Dr. Avner Vengosh, a professor of geochemistry at Duke and author of the new study, believes that measuring these isotopes can not only help identify the degree of contamination within watersheds, but also determine how much of the contamination is directly affiliated with mountaintop removal.
We’ve written before on the Front Porch Blog about the need to dramatically strengthen federal limits for wastewater discharges from the nation’s power plants, which account for roughly two-thirds of all toxics that wind up in America’s rivers, streams and other waters. In June, the Environmental Protection Agency, finally, issued a proposal to update the 30-year-old discharge rule.
While not perfect, the proposed “effluent limit guidelines,” or ELG rule, would go a long way to reducing the discharge of toxics, including mercury, selenium, arsenic and lead, to name just a few. The EPA included several different options for electric utilities to achieve the pollution reductions.

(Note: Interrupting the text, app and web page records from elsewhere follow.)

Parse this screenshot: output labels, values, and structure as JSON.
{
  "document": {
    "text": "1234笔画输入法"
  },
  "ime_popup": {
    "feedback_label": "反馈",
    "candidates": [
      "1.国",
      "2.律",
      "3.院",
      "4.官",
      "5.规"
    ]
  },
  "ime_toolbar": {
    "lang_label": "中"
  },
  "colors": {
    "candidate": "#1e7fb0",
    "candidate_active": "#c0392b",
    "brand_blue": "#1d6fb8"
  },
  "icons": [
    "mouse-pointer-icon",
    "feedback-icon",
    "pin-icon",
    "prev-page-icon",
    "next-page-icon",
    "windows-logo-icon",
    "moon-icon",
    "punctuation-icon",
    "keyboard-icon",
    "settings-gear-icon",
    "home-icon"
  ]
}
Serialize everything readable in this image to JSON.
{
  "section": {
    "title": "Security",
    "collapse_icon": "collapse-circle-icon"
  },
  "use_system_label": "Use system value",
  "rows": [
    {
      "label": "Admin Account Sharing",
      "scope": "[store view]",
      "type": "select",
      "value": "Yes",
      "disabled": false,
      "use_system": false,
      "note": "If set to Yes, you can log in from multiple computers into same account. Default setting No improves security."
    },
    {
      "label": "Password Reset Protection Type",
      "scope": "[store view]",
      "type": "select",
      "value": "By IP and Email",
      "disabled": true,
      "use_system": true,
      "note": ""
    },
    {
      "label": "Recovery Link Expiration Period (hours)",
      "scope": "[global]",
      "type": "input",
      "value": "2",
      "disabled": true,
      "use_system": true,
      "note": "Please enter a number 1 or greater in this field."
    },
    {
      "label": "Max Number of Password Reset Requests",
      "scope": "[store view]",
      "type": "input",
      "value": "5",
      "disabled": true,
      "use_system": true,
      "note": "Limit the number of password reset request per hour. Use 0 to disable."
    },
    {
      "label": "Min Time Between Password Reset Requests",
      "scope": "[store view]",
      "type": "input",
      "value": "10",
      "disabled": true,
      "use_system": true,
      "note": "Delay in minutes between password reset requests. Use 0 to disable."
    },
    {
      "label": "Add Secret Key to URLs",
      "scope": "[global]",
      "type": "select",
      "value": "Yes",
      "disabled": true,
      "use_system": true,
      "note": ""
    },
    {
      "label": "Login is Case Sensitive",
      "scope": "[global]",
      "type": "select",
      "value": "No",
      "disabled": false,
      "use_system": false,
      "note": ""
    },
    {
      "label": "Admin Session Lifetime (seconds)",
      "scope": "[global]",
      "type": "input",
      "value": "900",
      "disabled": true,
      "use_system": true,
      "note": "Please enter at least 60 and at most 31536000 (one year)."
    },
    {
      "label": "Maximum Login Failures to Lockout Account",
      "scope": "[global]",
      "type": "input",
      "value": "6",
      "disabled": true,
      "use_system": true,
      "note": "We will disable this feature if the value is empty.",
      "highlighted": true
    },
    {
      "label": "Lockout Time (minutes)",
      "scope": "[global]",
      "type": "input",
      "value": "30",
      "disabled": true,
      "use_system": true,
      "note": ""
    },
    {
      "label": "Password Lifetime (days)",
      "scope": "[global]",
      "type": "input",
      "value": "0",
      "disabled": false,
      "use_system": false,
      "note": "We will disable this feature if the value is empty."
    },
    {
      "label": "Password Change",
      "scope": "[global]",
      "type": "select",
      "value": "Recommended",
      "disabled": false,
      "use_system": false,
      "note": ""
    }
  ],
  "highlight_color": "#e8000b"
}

This afternoon, the U.S. House of Representatives passed H.R. 2218, a bill that strips the U.S. Environmental Protection Agency’s ability to regulate coal ash. The bill fails to protect human health and the environment from the unsafe disposal of toxic coal ash waste.
The bill’s supporters, led by bill author Rep. David McKinley (R-WV), continue to claim that the bill provides “minimum federal standards” while keeping states in the driver’s seat in regulating coal ash disposal. They even claim that states know best, and have done a good job so far. This is most certainly not the case, and state failures are well documented.
The bill’s true purpose is to stop the EPA from classifying coal ash as a hazardous material and implementing federal regulations to govern its disposal. Rep. John Shimkus (R-IL) repeatedly said of amendments that increased EPA oversight of state programs that they would “undercut” the purpose of the bill. In other words, the bill was not passed to ensure the safety of coal ash disposal sites or to protect human health and the environment. The only thing it accomplishes is stopping the EPA from creating a rule that the coal and utility industries would not like.
We will now turn to the U.S. Senate and work to ensure that it does not take up the bill, but instead supports the EPA’s authority and mandate to protect human health and the environment with enforceable federal standards.